Today we’re organizing stencils. I love stencils—you can sponge ‘em, you can ink ‘em, you can do two kinds of embossing with ‘em—the biggest bang for your buck in Stampingdom, IMO.
Here’s how I store my stencils now.
Not only are my stencils all together and organized according to a theme, I keep some of the basic products I use with them in the bin as well: an assortment of embossing pastes, my MIX-ables Shimmer Mists, palette knives, and a couple other mixed media items.
I currently have them in an InterDesign Storage Bin up on a shelf, where they are pretty easily accessible, but it is a little heavy so my DH is going to add another pull out shelf for it to the bottom of the cabinet in which I store my stamps.
My system was heavily influenced by seeing Jennifer McGuire’s system—why reinvent the wheel, right? Since stencils themselves are thin and lightweight, lightweight bags are perfect for storing individual stencils.

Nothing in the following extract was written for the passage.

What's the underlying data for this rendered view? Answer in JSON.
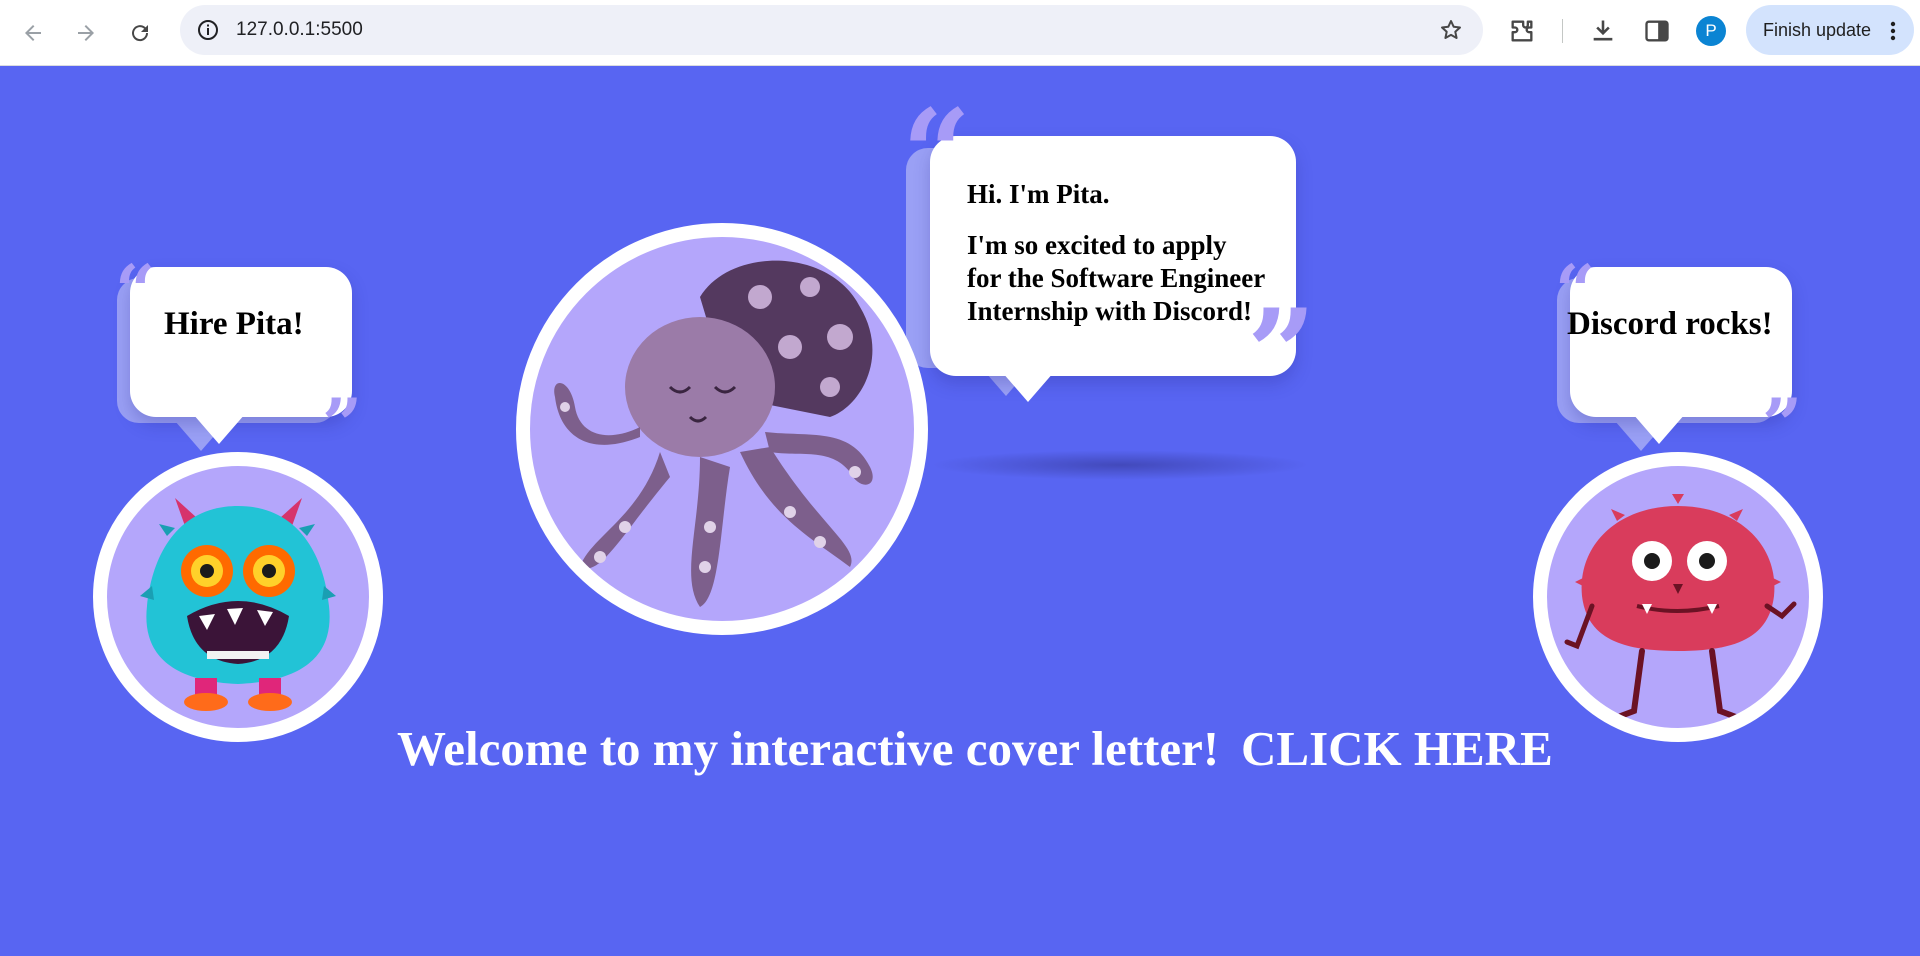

The ones I use are approximately 6 1/4” x 6 7/16” and have a flap seal—you can find them HERE. I didn’t think that the flap seal was necessary so I trimmed off the seal side flush with the other side to make it pretty much 6 1/4” x 6 1/4” square. To give it some “body” I slipped a piece of inexpensive white card stock, cut just slightly smaller than the bag, into the sleeve before inserting my stencil.
HOWEVER, the bag in which MFT stencils are packaged are PERFECT for storage, IMO. Just trim the top off, slip in the card stock, label, and voila! Instant packaging!

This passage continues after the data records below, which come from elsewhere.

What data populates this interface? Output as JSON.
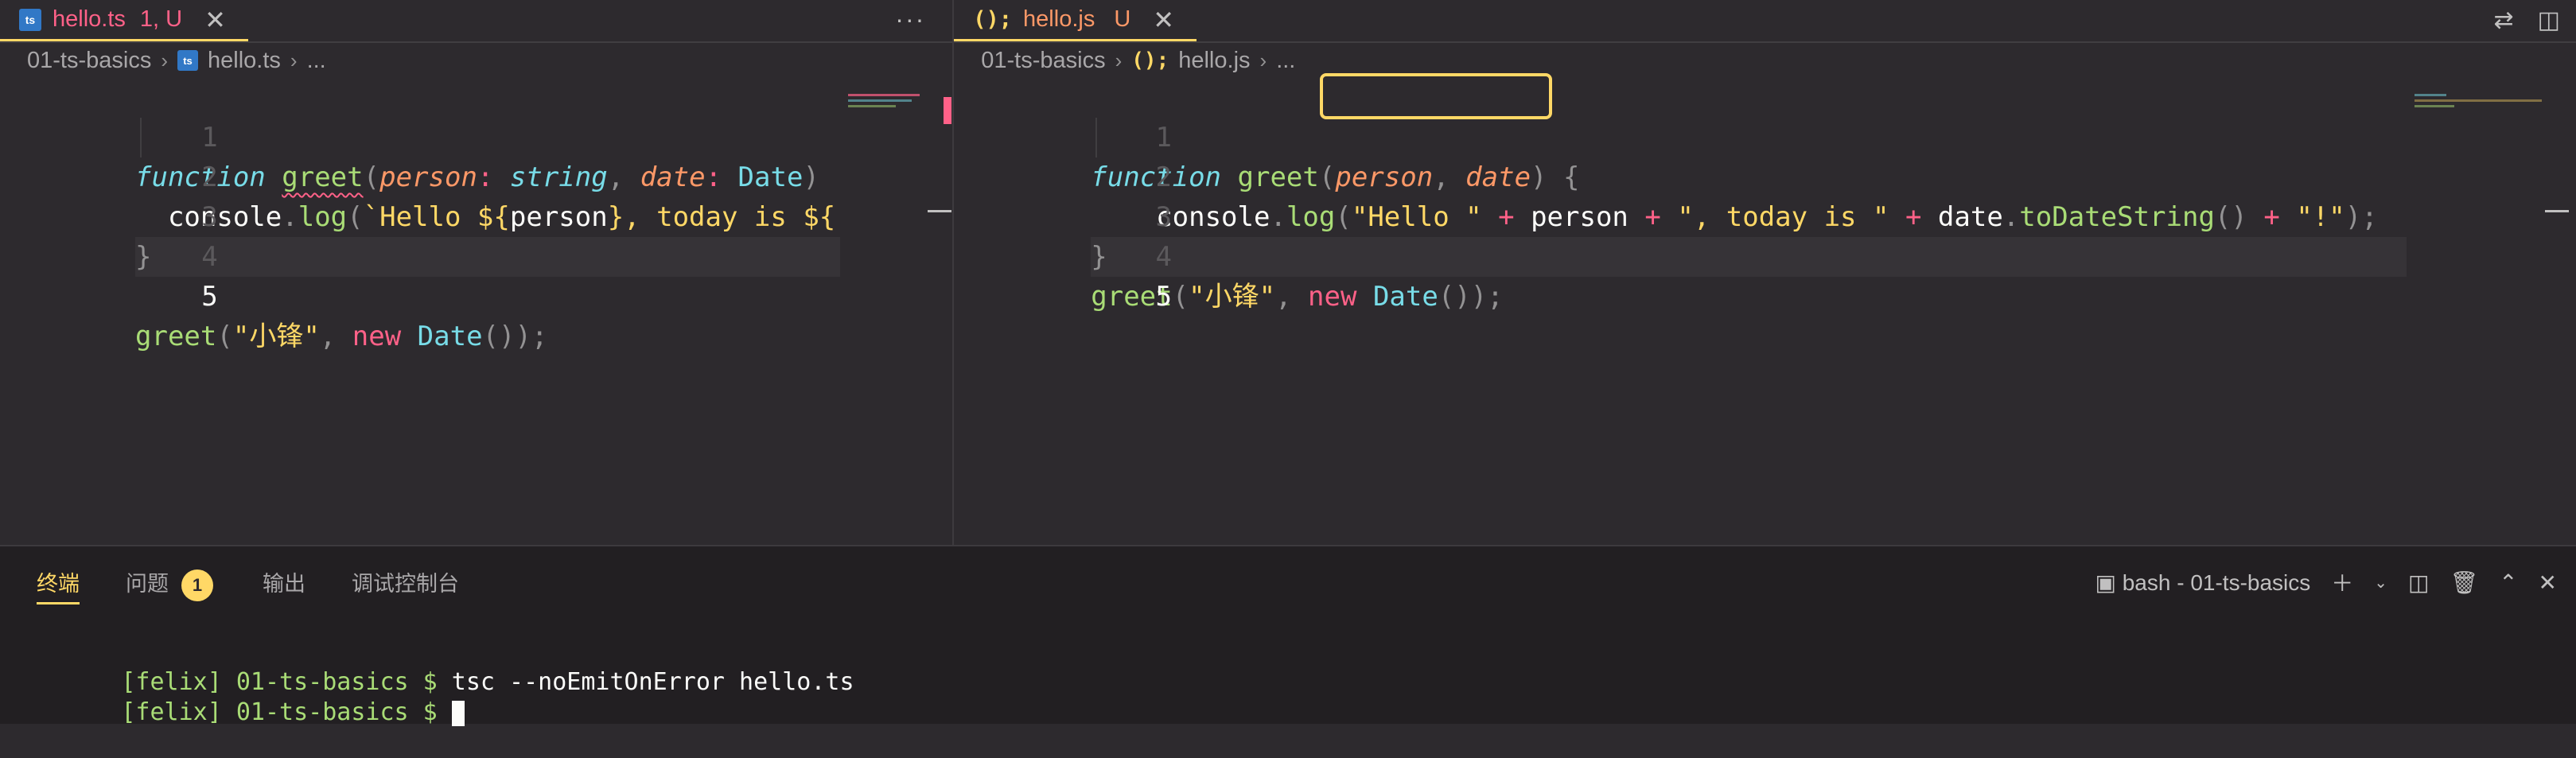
{
  "left_editor": {
    "tab": {
      "icon": "ts",
      "title": "hello.ts",
      "status": "1, U"
    },
    "breadcrumb": {
      "folder": "01-ts-basics",
      "file": "hello.ts",
      "rest": "..."
    },
    "line_numbers": [
      "1",
      "2",
      "3",
      "4",
      "5"
    ],
    "code": {
      "l1": {
        "kw": "function",
        "fn": "greet",
        "p1": "person",
        "t1": "string",
        "p2": "date",
        "t2": "Date"
      },
      "l2": {
        "obj": "console",
        "method": "log",
        "str1": "`Hello ${",
        "var1": "person",
        "str2": "}, today is ${"
      },
      "l3": "}",
      "l5": {
        "fn": "greet",
        "str": "\"小锋\"",
        "kw": "new",
        "cls": "Date"
      }
    }
  },
  "right_editor": {
    "tab": {
      "icon": "(); ",
      "title": "hello.js",
      "status": "U"
    },
    "breadcrumb": {
      "folder": "01-ts-basics",
      "file": "hello.js",
      "rest": "..."
    },
    "line_numbers": [
      "1",
      "2",
      "3",
      "4",
      "5"
    ],
    "code": {
      "l1": {
        "kw": "function",
        "fn": "greet",
        "p1": "person",
        "p2": "date"
      },
      "l2": {
        "obj": "console",
        "method": "log",
        "s1": "\"Hello \"",
        "v1": "person",
        "s2": "\", today is \"",
        "v2": "date",
        "m2": "toDateString",
        "s3": "\"!\""
      },
      "l3": "}",
      "l4": {
        "fn": "greet",
        "str": "\"小锋\"",
        "kw": "new",
        "cls": "Date"
      }
    }
  },
  "panel": {
    "tabs": [
      {
        "label": "终端"
      },
      {
        "label": "问题",
        "badge": "1"
      },
      {
        "label": "输出"
      },
      {
        "label": "调试控制台"
      }
    ],
    "terminal_name": "bash - 01-ts-basics",
    "terminal_lines": [
      {
        "prompt": "[felix] 01-ts-basics $ ",
        "command": "tsc --noEmitOnError hello.ts"
      },
      {
        "prompt": "[felix] 01-ts-basics $ ",
        "command": ""
      }
    ]
  },
  "colors": {
    "background": "#2d2a2e",
    "accent": "#ffd866",
    "error": "#ff6188",
    "keyword": "#78dce8",
    "function": "#a9dc76",
    "parameter": "#fc9867"
  }
}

Each stencil bag is labeled with the stencil name. I used a label maker that I already had to make the labels, placed on the upper left corner of the bag.

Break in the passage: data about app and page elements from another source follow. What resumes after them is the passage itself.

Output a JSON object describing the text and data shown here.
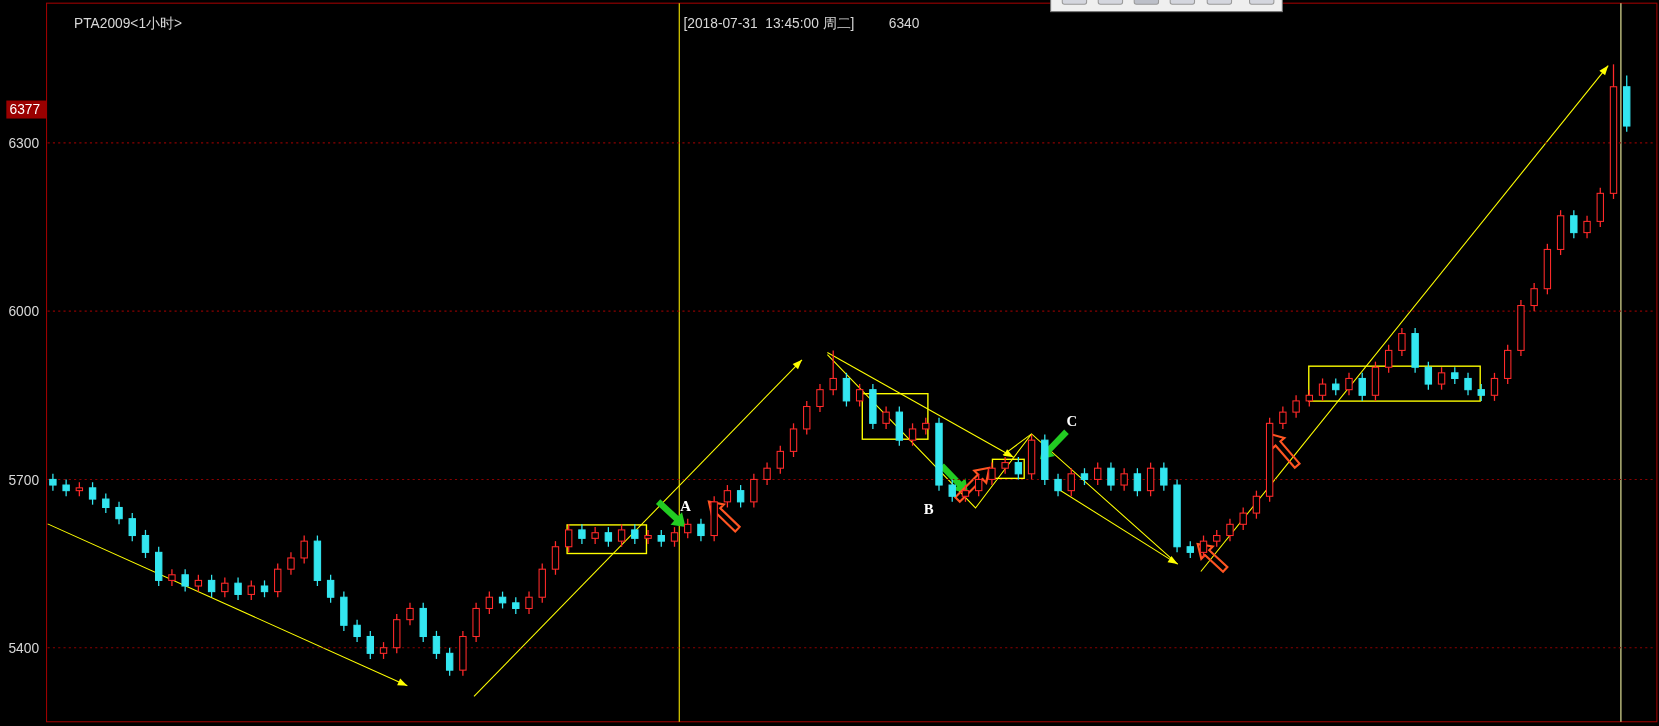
{
  "chart": {
    "title": "PTA2009<1小时>",
    "cursor_time": "[2018-07-31  13:45:00 周二]",
    "cursor_price": "6340",
    "price_tag": "6377",
    "markers": [
      {
        "label": "A"
      },
      {
        "label": "B"
      },
      {
        "label": "C"
      }
    ],
    "chart_data": {
      "type": "candlestick",
      "grid": true,
      "ylim": [
        5268,
        6549
      ],
      "yticks": [
        6300,
        6000,
        5700,
        5400
      ],
      "ohlc": [
        [
          5700,
          5710,
          5680,
          5690
        ],
        [
          5690,
          5700,
          5670,
          5680
        ],
        [
          5680,
          5695,
          5670,
          5685
        ],
        [
          5685,
          5695,
          5655,
          5665
        ],
        [
          5665,
          5675,
          5640,
          5650
        ],
        [
          5650,
          5660,
          5620,
          5630
        ],
        [
          5630,
          5640,
          5590,
          5600
        ],
        [
          5600,
          5610,
          5560,
          5570
        ],
        [
          5570,
          5580,
          5510,
          5520
        ],
        [
          5520,
          5540,
          5510,
          5530
        ],
        [
          5530,
          5540,
          5500,
          5510
        ],
        [
          5510,
          5530,
          5500,
          5520
        ],
        [
          5520,
          5530,
          5490,
          5500
        ],
        [
          5500,
          5525,
          5490,
          5515
        ],
        [
          5515,
          5525,
          5485,
          5495
        ],
        [
          5495,
          5520,
          5485,
          5510
        ],
        [
          5510,
          5520,
          5490,
          5500
        ],
        [
          5500,
          5550,
          5490,
          5540
        ],
        [
          5540,
          5570,
          5530,
          5560
        ],
        [
          5560,
          5600,
          5550,
          5590
        ],
        [
          5590,
          5600,
          5510,
          5520
        ],
        [
          5520,
          5530,
          5480,
          5490
        ],
        [
          5490,
          5500,
          5430,
          5440
        ],
        [
          5440,
          5450,
          5410,
          5420
        ],
        [
          5420,
          5430,
          5380,
          5390
        ],
        [
          5390,
          5410,
          5380,
          5400
        ],
        [
          5400,
          5460,
          5390,
          5450
        ],
        [
          5450,
          5480,
          5440,
          5470
        ],
        [
          5470,
          5480,
          5410,
          5420
        ],
        [
          5420,
          5430,
          5380,
          5390
        ],
        [
          5390,
          5400,
          5350,
          5360
        ],
        [
          5360,
          5430,
          5350,
          5420
        ],
        [
          5420,
          5480,
          5410,
          5470
        ],
        [
          5470,
          5500,
          5460,
          5490
        ],
        [
          5490,
          5500,
          5470,
          5480
        ],
        [
          5480,
          5490,
          5460,
          5470
        ],
        [
          5470,
          5500,
          5460,
          5490
        ],
        [
          5490,
          5550,
          5480,
          5540
        ],
        [
          5540,
          5590,
          5530,
          5580
        ],
        [
          5580,
          5620,
          5570,
          5610
        ],
        [
          5610,
          5620,
          5585,
          5595
        ],
        [
          5595,
          5615,
          5585,
          5605
        ],
        [
          5605,
          5615,
          5580,
          5590
        ],
        [
          5590,
          5620,
          5580,
          5610
        ],
        [
          5610,
          5620,
          5585,
          5595
        ],
        [
          5595,
          5610,
          5585,
          5600
        ],
        [
          5600,
          5610,
          5580,
          5590
        ],
        [
          5590,
          5615,
          5580,
          5605
        ],
        [
          5605,
          5630,
          5595,
          5620
        ],
        [
          5620,
          5630,
          5590,
          5600
        ],
        [
          5600,
          5670,
          5590,
          5660
        ],
        [
          5660,
          5690,
          5650,
          5680
        ],
        [
          5680,
          5690,
          5650,
          5660
        ],
        [
          5660,
          5710,
          5650,
          5700
        ],
        [
          5700,
          5730,
          5690,
          5720
        ],
        [
          5720,
          5760,
          5710,
          5750
        ],
        [
          5750,
          5800,
          5740,
          5790
        ],
        [
          5790,
          5840,
          5780,
          5830
        ],
        [
          5830,
          5870,
          5820,
          5860
        ],
        [
          5860,
          5930,
          5850,
          5880
        ],
        [
          5880,
          5890,
          5830,
          5840
        ],
        [
          5840,
          5870,
          5830,
          5860
        ],
        [
          5860,
          5870,
          5790,
          5800
        ],
        [
          5800,
          5830,
          5790,
          5820
        ],
        [
          5820,
          5830,
          5760,
          5770
        ],
        [
          5770,
          5800,
          5760,
          5790
        ],
        [
          5790,
          5810,
          5780,
          5800
        ],
        [
          5800,
          5810,
          5680,
          5690
        ],
        [
          5690,
          5700,
          5660,
          5670
        ],
        [
          5670,
          5690,
          5660,
          5680
        ],
        [
          5680,
          5710,
          5670,
          5700
        ],
        [
          5700,
          5730,
          5690,
          5720
        ],
        [
          5720,
          5740,
          5710,
          5730
        ],
        [
          5730,
          5740,
          5700,
          5710
        ],
        [
          5710,
          5780,
          5700,
          5770
        ],
        [
          5770,
          5780,
          5690,
          5700
        ],
        [
          5700,
          5710,
          5670,
          5680
        ],
        [
          5680,
          5720,
          5670,
          5710
        ],
        [
          5710,
          5720,
          5690,
          5700
        ],
        [
          5700,
          5730,
          5690,
          5720
        ],
        [
          5720,
          5730,
          5680,
          5690
        ],
        [
          5690,
          5720,
          5680,
          5710
        ],
        [
          5710,
          5720,
          5670,
          5680
        ],
        [
          5680,
          5730,
          5670,
          5720
        ],
        [
          5720,
          5730,
          5680,
          5690
        ],
        [
          5690,
          5700,
          5570,
          5580
        ],
        [
          5580,
          5590,
          5560,
          5570
        ],
        [
          5570,
          5600,
          5560,
          5590
        ],
        [
          5590,
          5610,
          5580,
          5600
        ],
        [
          5600,
          5630,
          5590,
          5620
        ],
        [
          5620,
          5650,
          5610,
          5640
        ],
        [
          5640,
          5680,
          5630,
          5670
        ],
        [
          5670,
          5810,
          5660,
          5800
        ],
        [
          5800,
          5830,
          5790,
          5820
        ],
        [
          5820,
          5850,
          5810,
          5840
        ],
        [
          5840,
          5860,
          5830,
          5850
        ],
        [
          5850,
          5880,
          5840,
          5870
        ],
        [
          5870,
          5880,
          5850,
          5860
        ],
        [
          5860,
          5890,
          5850,
          5880
        ],
        [
          5880,
          5890,
          5840,
          5850
        ],
        [
          5850,
          5910,
          5840,
          5900
        ],
        [
          5900,
          5940,
          5890,
          5930
        ],
        [
          5930,
          5970,
          5920,
          5960
        ],
        [
          5960,
          5970,
          5890,
          5900
        ],
        [
          5900,
          5910,
          5860,
          5870
        ],
        [
          5870,
          5900,
          5860,
          5890
        ],
        [
          5890,
          5900,
          5870,
          5880
        ],
        [
          5880,
          5890,
          5850,
          5860
        ],
        [
          5860,
          5870,
          5840,
          5850
        ],
        [
          5850,
          5890,
          5840,
          5880
        ],
        [
          5880,
          5940,
          5870,
          5930
        ],
        [
          5930,
          6020,
          5920,
          6010
        ],
        [
          6010,
          6050,
          6000,
          6040
        ],
        [
          6040,
          6120,
          6030,
          6110
        ],
        [
          6110,
          6180,
          6100,
          6170
        ],
        [
          6170,
          6180,
          6130,
          6140
        ],
        [
          6140,
          6170,
          6130,
          6160
        ],
        [
          6160,
          6220,
          6150,
          6210
        ],
        [
          6210,
          6440,
          6200,
          6400
        ],
        [
          6400,
          6420,
          6320,
          6330
        ]
      ]
    }
  }
}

I’m slowing collecting a second copy of some stencils, and I’m simply slipping them into the back of the bag. The reason I have a second copy is some inks will stain the stencils and I don’t want that transferring to my project if I use it for dry embossing. So one copy is for inks, embossing pastes, etc., and the second is for dry embossing.
To help me find a specific stencil, I’m filing them behind dividers made from heavy duty file dividers. I thought about card stock but I figured I’d be flipping through these things really frequently and card stock might not hold up to that much use, so I decided to go with something a little stouter. My dividers are made from these Pendaflex heavy weight file guides that I purchased at Office Max.
To dress the dividers up a bit, I rounded the top two corners.
I’ve labeled each divider with a category—I’m not sure if I will keep them as they are or not—I’ll have to work with this system for a while and see if additional or different categories would work better for me—it’s a pretty individual thing, I think.
My label maker is an older Brother P-touch and I used THIS 1/2 black on white tape for all of my labels. However, a label maker is not necessary at all. MFT has a downloadable file that you can print on your printer using stock labels for every MFT stamp set, Die-namics, and stencil available. How awesome is that!! You can find them HERE in the resources section at the MFT Blog.
Thanks so much for stopping by today! I hope I’ve given you some ideas for taming your own stencils—if you don’t have any yet, you should think about trying them out. They are so versatile—whether you use them for applying color or a texture medium or for dry embossing by running them through your die-cutting machine, stencils are a bargain!